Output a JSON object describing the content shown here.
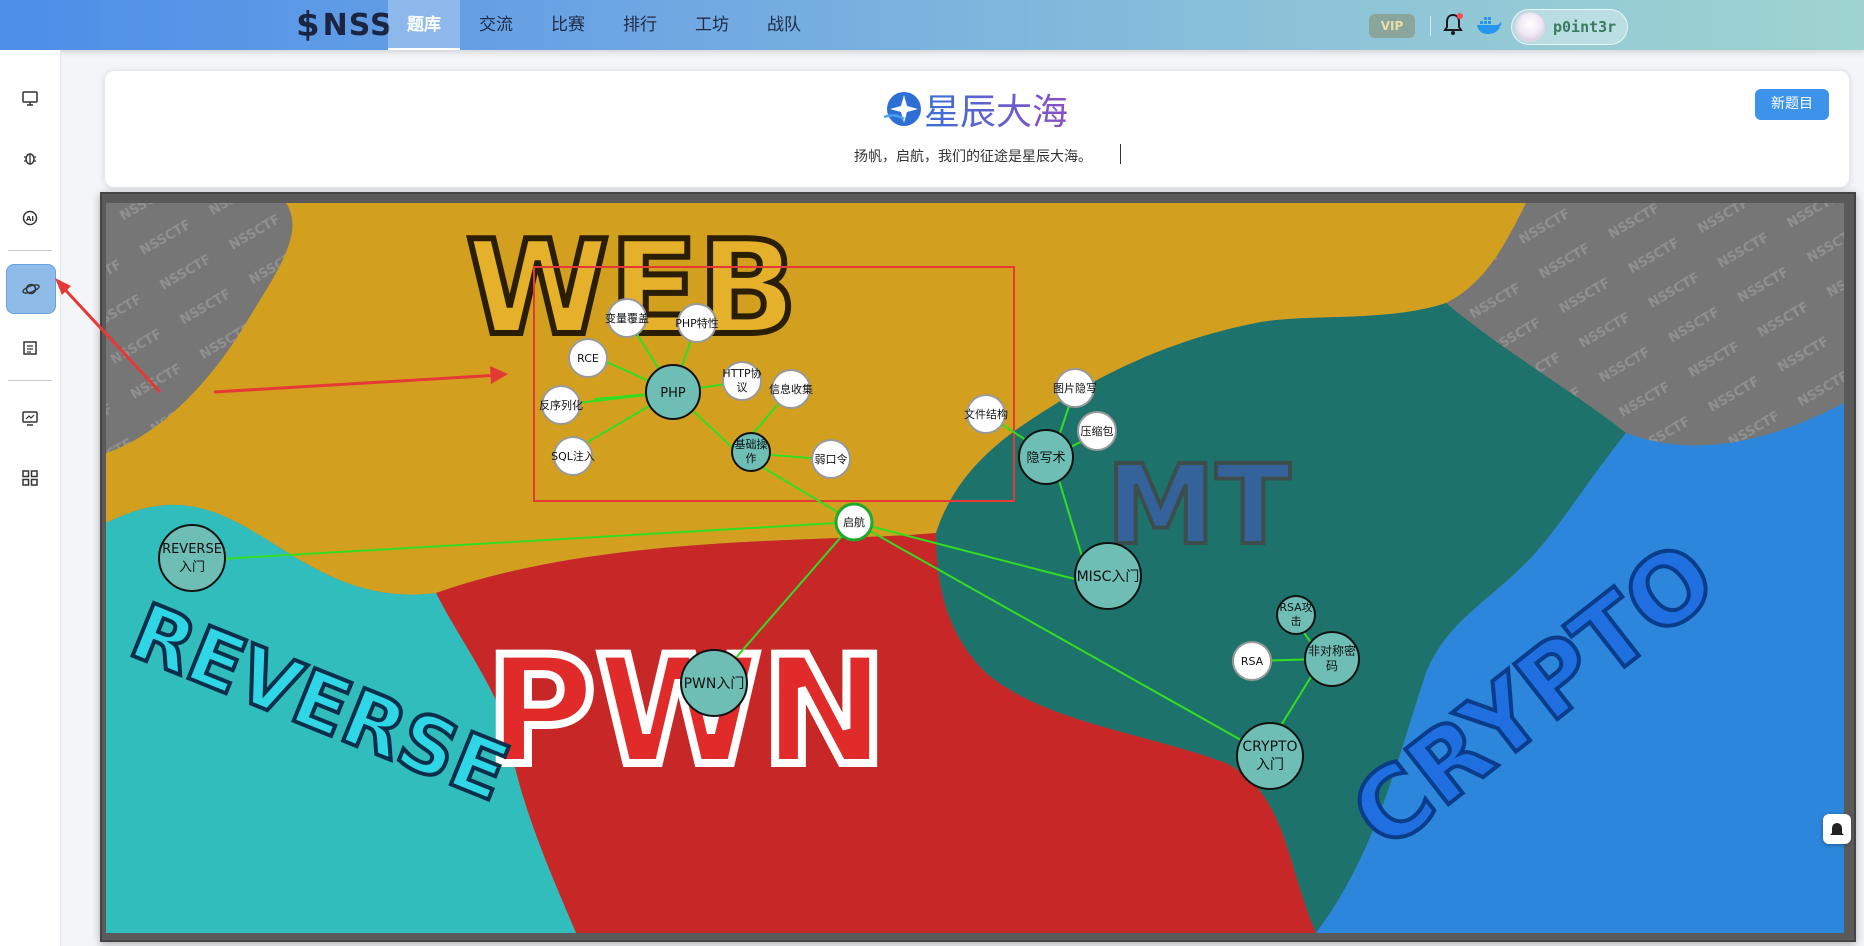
{
  "header": {
    "logo_text": "NSS",
    "nav": [
      "题库",
      "交流",
      "比赛",
      "排行",
      "工坊",
      "战队"
    ],
    "active_nav": "题库",
    "vip_label": "VIP",
    "username": "p0int3r"
  },
  "sidebar": {
    "icons": [
      "monitor-icon",
      "bug-icon",
      "ai-icon",
      "planet-icon",
      "list-icon",
      "screen-icon",
      "grid-icon"
    ],
    "active": "planet-icon"
  },
  "banner": {
    "brand_text": "星辰大海",
    "slogan": "扬帆，启航，我们的征途是星辰大海。",
    "new_button": "新题目"
  },
  "map": {
    "regions": [
      {
        "name": "WEB",
        "color": "#e0a920"
      },
      {
        "name": "PWN",
        "color": "#d42a2a"
      },
      {
        "name": "REVERSE",
        "color": "#35c8c8"
      },
      {
        "name": "MISC",
        "color": "#1f7a72"
      },
      {
        "name": "CRYPTO",
        "color": "#2f8ee8"
      }
    ],
    "nodes": {
      "hub": "启航",
      "php": "PHP",
      "var_override": "变量覆盖",
      "php_feature": "PHP特性",
      "rce": "RCE",
      "http_1": "HTTP协",
      "http_2": "议",
      "info_collect": "信息收集",
      "deserialize": "反序列化",
      "basic_op_1": "基础操",
      "basic_op_2": "作",
      "sqli": "SQL注入",
      "weak_pw": "弱口令",
      "reverse_1": "REVERSE",
      "reverse_2": "入门",
      "pwn": "PWN入门",
      "misc": "MISC入门",
      "stego": "隐写术",
      "file_struct": "文件结构",
      "img_stego": "图片隐写",
      "zip": "压缩包",
      "crypto_1": "CRYPTO",
      "crypto_2": "入门",
      "rsa": "RSA",
      "rsa_attack_1": "RSA攻",
      "rsa_attack_2": "击",
      "asym_1": "非对称密",
      "asym_2": "码"
    },
    "link_color": "#33dd22",
    "highlight_box_color": "#e53935"
  }
}
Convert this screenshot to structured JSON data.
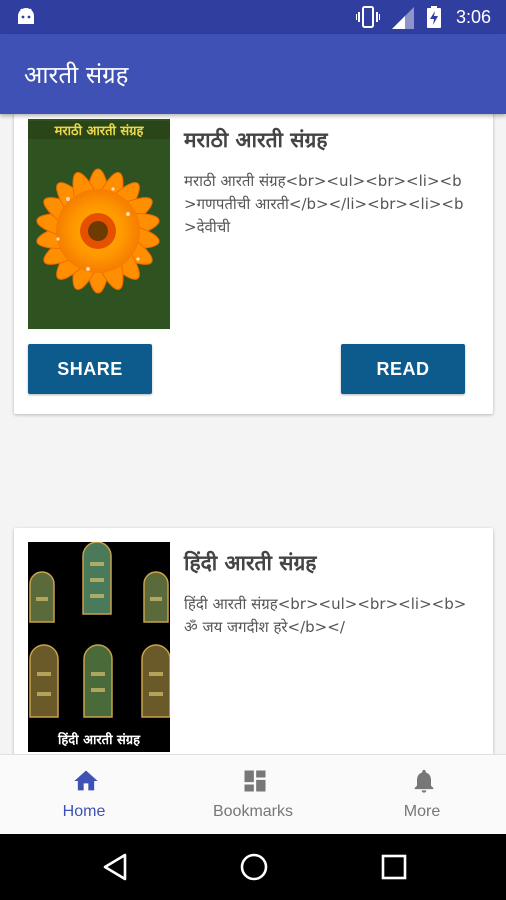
{
  "status_bar": {
    "time": "3:06",
    "icons": [
      "android-icon",
      "vibrate-icon",
      "signal-icon",
      "battery-charging-icon"
    ]
  },
  "app_bar": {
    "title": "आरती संग्रह"
  },
  "cards": [
    {
      "image_caption": "मराठी आरती संग्रह",
      "title": "मराठी आरती संग्रह",
      "description": "मराठी आरती संग्रह<br><ul><br><li><b>गणपतीची आरती</b></li><br><li><b>देवीची",
      "share_label": "SHARE",
      "read_label": "READ"
    },
    {
      "image_caption": "हिंदी आरती संग्रह",
      "title": "हिंदी आरती संग्रह",
      "description": "हिंदी आरती संग्रह<br><ul><br><li><b>ॐ जय जगदीश हरे</b></"
    }
  ],
  "bottom_nav": {
    "items": [
      {
        "label": "Home",
        "icon": "home-icon",
        "active": true
      },
      {
        "label": "Bookmarks",
        "icon": "dashboard-icon",
        "active": false
      },
      {
        "label": "More",
        "icon": "bell-icon",
        "active": false
      }
    ],
    "active_color": "#3f51b5",
    "inactive_color": "#777777"
  },
  "colors": {
    "status_bar": "#303f9f",
    "app_bar": "#3f51b5",
    "button": "#0d5a8c"
  }
}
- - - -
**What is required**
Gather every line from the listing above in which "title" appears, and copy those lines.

**Task solution**
    "title": "आरती संग्रह"
      "title": "मराठी आरती संग्रह",
      "title": "हिंदी आरती संग्रह",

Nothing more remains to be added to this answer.